A Beginner’s Guide to Poker Strategy

Poker is a card game with a history that spans over four centuries. While it involves a significant element of chance, poker players are capable of improving their long-run odds of winning by making strategic decisions based on probability, psychology, and game theory. Poker is played both online and at land-based casinos. The game is a popular pastime for many people from all over the world.

The goal of the game is to form the highest ranking hand based on the cards that you are dealt, in order to win the pot at the end of the betting rounds. The pot consists of the aggregate sum of all bets made by players during a given round. Each player makes a bet on their own behalf or to protect against other players trying to bluff them. The bets can be placed by raising, calling or checking. In most games, each player is required to make an initial forced bet, either an ante or blind bet.

A good poker strategy is to bet your strong hands and play conservatively with weaker ones. This will force opponents to call more often, and it will also help you to pick up the occasional monster hand. However, it is important to remember that a bad card can still beat you in the short term. It is therefore crucial to know how much your opponents are holding before betting.

If you are a beginner, it is important to learn how to read your opponents. This is not a simple task, and it requires practice. Aside from the obvious tells such as nervous body language, you must also be able to pick up on more subtle cues. These can include things like the way they handle their chips, how quickly they make decisions, and whether they are bluffing or not.

As a beginner, you will most likely lose some money in the early stages of your poker career. But that is okay as long as you are constantly learning and improving your game. One of the most important aspects of a good poker strategy is to improve your physical condition, so that you can play for long sessions without getting tired or frustrated. This is especially important if you are planning to become a professional poker player.

Lastly, it is vital that you do not overplay your strong hands. It is a common mistake that beginners often make, and it can cost you a lot of money in the long run.

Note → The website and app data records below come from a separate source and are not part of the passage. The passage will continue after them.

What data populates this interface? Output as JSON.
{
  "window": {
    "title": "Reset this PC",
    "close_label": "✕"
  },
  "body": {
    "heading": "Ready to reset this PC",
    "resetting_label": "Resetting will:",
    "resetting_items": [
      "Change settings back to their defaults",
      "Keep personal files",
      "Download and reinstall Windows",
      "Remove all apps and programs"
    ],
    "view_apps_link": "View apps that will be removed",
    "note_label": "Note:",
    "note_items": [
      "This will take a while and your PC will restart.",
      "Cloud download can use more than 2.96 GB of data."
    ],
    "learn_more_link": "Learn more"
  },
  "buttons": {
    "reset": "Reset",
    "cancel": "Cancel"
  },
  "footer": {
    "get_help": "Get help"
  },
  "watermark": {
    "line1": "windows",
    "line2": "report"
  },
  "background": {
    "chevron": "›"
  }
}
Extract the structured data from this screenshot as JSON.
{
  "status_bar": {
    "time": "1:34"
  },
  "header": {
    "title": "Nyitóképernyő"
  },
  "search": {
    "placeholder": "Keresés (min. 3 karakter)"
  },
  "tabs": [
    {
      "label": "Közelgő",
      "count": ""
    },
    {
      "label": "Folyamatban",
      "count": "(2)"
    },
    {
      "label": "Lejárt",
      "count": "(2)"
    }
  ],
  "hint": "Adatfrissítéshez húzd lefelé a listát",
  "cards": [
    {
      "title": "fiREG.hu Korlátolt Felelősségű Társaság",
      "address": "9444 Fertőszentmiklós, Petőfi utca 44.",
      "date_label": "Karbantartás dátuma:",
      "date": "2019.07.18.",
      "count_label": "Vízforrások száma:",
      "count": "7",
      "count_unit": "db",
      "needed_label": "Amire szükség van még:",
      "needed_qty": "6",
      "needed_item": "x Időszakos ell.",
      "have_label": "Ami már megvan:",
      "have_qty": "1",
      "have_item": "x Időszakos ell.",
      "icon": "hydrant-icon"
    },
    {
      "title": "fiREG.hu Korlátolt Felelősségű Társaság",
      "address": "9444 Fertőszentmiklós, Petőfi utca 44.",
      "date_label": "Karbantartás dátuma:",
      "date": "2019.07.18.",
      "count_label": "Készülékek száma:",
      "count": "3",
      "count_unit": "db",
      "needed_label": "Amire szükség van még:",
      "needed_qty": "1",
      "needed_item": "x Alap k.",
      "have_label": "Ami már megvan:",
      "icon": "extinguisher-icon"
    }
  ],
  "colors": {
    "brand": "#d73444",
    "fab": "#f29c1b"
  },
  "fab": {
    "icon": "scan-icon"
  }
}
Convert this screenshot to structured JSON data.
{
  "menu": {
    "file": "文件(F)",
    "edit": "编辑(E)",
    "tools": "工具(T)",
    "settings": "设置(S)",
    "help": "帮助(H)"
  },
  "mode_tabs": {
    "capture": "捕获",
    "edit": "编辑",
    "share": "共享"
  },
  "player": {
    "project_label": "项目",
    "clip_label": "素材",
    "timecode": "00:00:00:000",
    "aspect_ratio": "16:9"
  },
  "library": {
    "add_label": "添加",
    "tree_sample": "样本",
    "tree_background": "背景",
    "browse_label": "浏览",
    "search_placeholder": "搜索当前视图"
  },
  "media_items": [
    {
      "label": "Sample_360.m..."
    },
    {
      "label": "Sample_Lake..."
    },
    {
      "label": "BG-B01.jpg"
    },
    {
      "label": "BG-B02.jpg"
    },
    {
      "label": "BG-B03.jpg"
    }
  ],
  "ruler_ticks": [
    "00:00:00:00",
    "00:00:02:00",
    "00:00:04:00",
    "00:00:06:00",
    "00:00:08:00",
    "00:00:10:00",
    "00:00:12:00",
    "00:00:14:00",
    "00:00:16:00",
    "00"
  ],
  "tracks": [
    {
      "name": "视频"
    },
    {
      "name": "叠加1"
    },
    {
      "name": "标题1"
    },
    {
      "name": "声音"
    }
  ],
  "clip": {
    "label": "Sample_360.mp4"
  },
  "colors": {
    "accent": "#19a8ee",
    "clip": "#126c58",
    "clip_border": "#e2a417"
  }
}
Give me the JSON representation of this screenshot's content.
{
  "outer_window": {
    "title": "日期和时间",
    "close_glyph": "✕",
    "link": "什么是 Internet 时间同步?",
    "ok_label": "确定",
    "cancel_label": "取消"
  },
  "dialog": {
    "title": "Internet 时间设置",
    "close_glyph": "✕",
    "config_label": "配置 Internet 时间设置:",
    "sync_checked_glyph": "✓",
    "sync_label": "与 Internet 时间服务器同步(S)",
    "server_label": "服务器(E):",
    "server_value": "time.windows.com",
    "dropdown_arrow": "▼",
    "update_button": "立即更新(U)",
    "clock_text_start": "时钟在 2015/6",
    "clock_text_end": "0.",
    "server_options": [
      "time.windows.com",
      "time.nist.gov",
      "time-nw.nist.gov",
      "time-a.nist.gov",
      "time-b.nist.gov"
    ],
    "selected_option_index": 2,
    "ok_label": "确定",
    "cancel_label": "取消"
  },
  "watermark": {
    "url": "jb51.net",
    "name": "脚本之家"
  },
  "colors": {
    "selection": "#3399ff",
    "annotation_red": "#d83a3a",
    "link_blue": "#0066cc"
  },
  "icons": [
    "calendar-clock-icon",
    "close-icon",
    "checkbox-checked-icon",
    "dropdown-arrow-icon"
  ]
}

If you are playing with a pair of kings and the other guy has a pair of 9’s, your kings will lose 82% of the time. This is because poker is a game of context, and your hand is only good or bad in relation to what the other person is holding.